■ What the task requires
Would you give the entries again word for word, with no pictures in the copy?

■ Source data
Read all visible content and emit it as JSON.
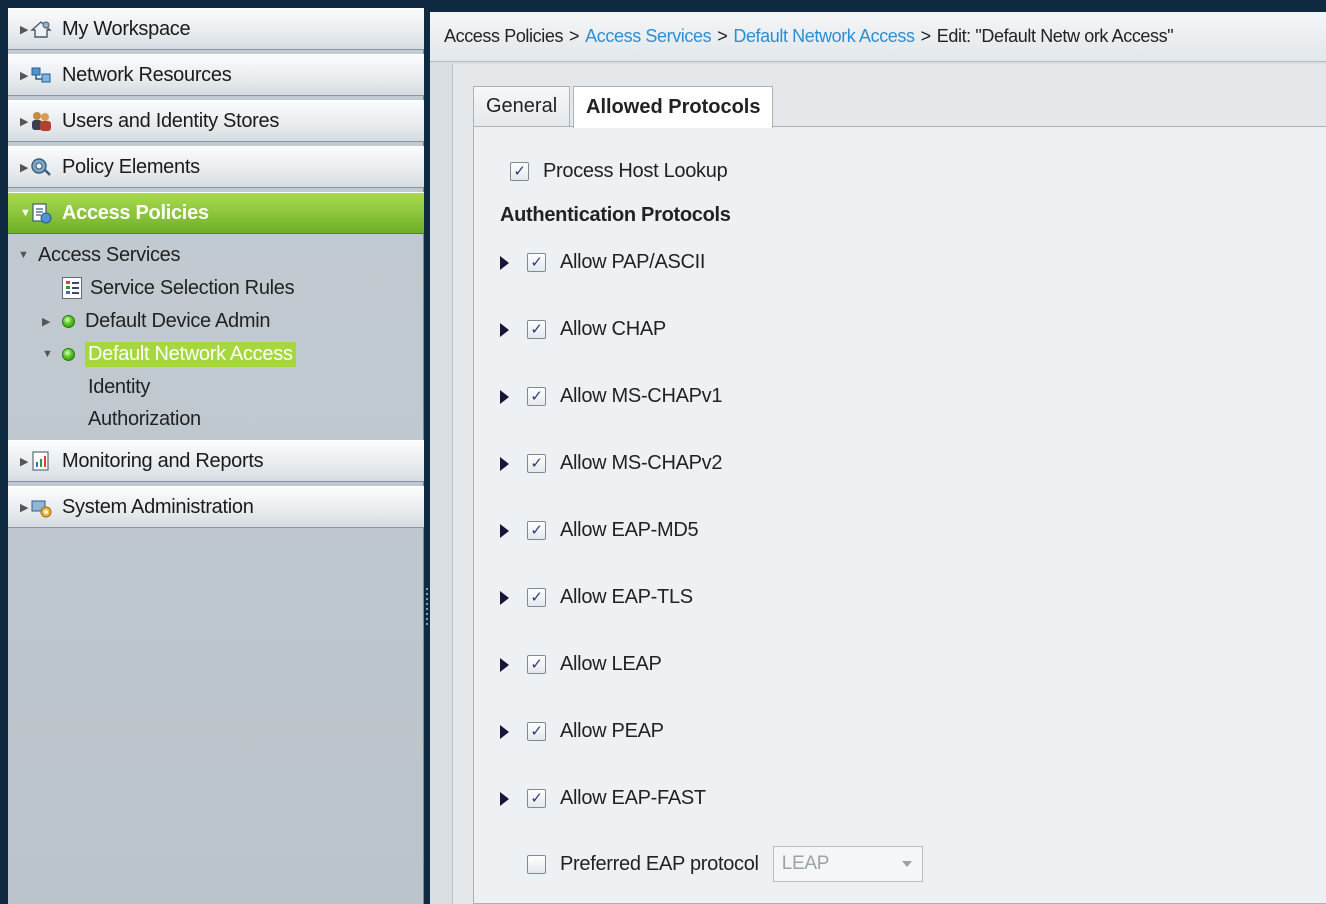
{
  "nav": {
    "sections": [
      {
        "label": "My Workspace",
        "icon": "workspace-icon"
      },
      {
        "label": "Network Resources",
        "icon": "network-resources-icon"
      },
      {
        "label": "Users and Identity Stores",
        "icon": "users-icon"
      },
      {
        "label": "Policy Elements",
        "icon": "policy-elements-icon"
      },
      {
        "label": "Access Policies",
        "icon": "access-policies-icon"
      },
      {
        "label": "Monitoring and Reports",
        "icon": "monitoring-icon"
      },
      {
        "label": "System Administration",
        "icon": "system-admin-icon"
      }
    ],
    "tree": {
      "access_services": "Access Services",
      "service_selection_rules": "Service Selection Rules",
      "default_device_admin": "Default Device Admin",
      "default_network_access": "Default Network Access",
      "identity": "Identity",
      "authorization": "Authorization"
    }
  },
  "breadcrumb": {
    "root": "Access Policies",
    "access_services": "Access Services",
    "default_network_access": "Default Network Access",
    "current": "Edit: \"Default Netw ork Access\"",
    "separator": ">"
  },
  "tabs": {
    "general": "General",
    "allowed_protocols": "Allowed Protocols"
  },
  "form": {
    "process_host_lookup": "Process Host Lookup",
    "auth_protocols_title": "Authentication Protocols",
    "protocols": [
      "Allow PAP/ASCII",
      "Allow CHAP",
      "Allow MS-CHAPv1",
      "Allow MS-CHAPv2",
      "Allow EAP-MD5",
      "Allow EAP-TLS",
      "Allow LEAP",
      "Allow PEAP",
      "Allow EAP-FAST"
    ],
    "preferred_eap_label": "Preferred EAP protocol",
    "preferred_eap_value": "LEAP",
    "check_mark": "✓"
  },
  "colors": {
    "accent_green": "#8cc63e",
    "link_blue": "#2b8ed6",
    "frame_dark": "#0f2a40"
  }
}
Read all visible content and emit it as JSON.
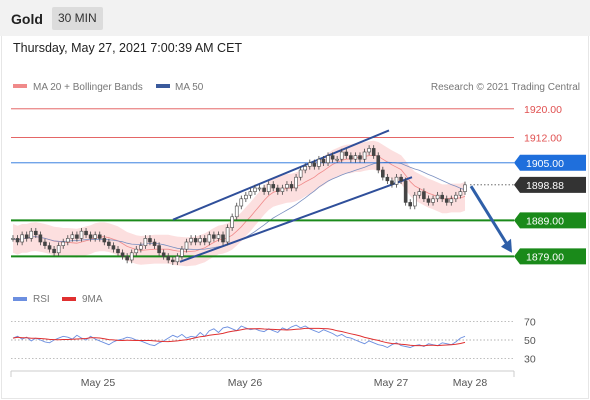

■ Result
Read all visible content and emit it as JSON.
{
  "nav": {
    "sections": [
      {
        "label": "My Workspace",
        "icon": "workspace-icon"
      },
      {
        "label": "Network Resources",
        "icon": "network-resources-icon"
      },
      {
        "label": "Users and Identity Stores",
        "icon": "users-icon"
      },
      {
        "label": "Policy Elements",
        "icon": "policy-elements-icon"
      },
      {
        "label": "Access Policies",
        "icon": "access-policies-icon"
      },
      {
        "label": "Monitoring and Reports",
        "icon": "monitoring-icon"
      },
      {
        "label": "System Administration",
        "icon": "system-admin-icon"
      }
    ],
    "tree": {
      "access_services": "Access Services",
      "service_selection_rules": "Service Selection Rules",
      "default_device_admin": "Default Device Admin",
      "default_network_access": "Default Network Access",
      "identity": "Identity",
      "authorization": "Authorization"
    }
  },
  "breadcrumb": {
    "root": "Access Policies",
    "access_services": "Access Services",
    "default_network_access": "Default Network Access",
    "current": "Edit: \"Default Netw ork Access\"",
    "separator": ">"
  },
  "tabs": {
    "general": "General",
    "allowed_protocols": "Allowed Protocols"
  },
  "form": {
    "process_host_lookup": "Process Host Lookup",
    "auth_protocols_title": "Authentication Protocols",
    "protocols": [
      "Allow PAP/ASCII",
      "Allow CHAP",
      "Allow MS-CHAPv1",
      "Allow MS-CHAPv2",
      "Allow EAP-MD5",
      "Allow EAP-TLS",
      "Allow LEAP",
      "Allow PEAP",
      "Allow EAP-FAST"
    ],
    "preferred_eap_label": "Preferred EAP protocol",
    "preferred_eap_value": "LEAP",
    "check_mark": "✓"
  },
  "colors": {
    "accent_green": "#8cc63e",
    "link_blue": "#2b8ed6",
    "frame_dark": "#0f2a40"
  }
}
Read all visible content and emit it as JSON.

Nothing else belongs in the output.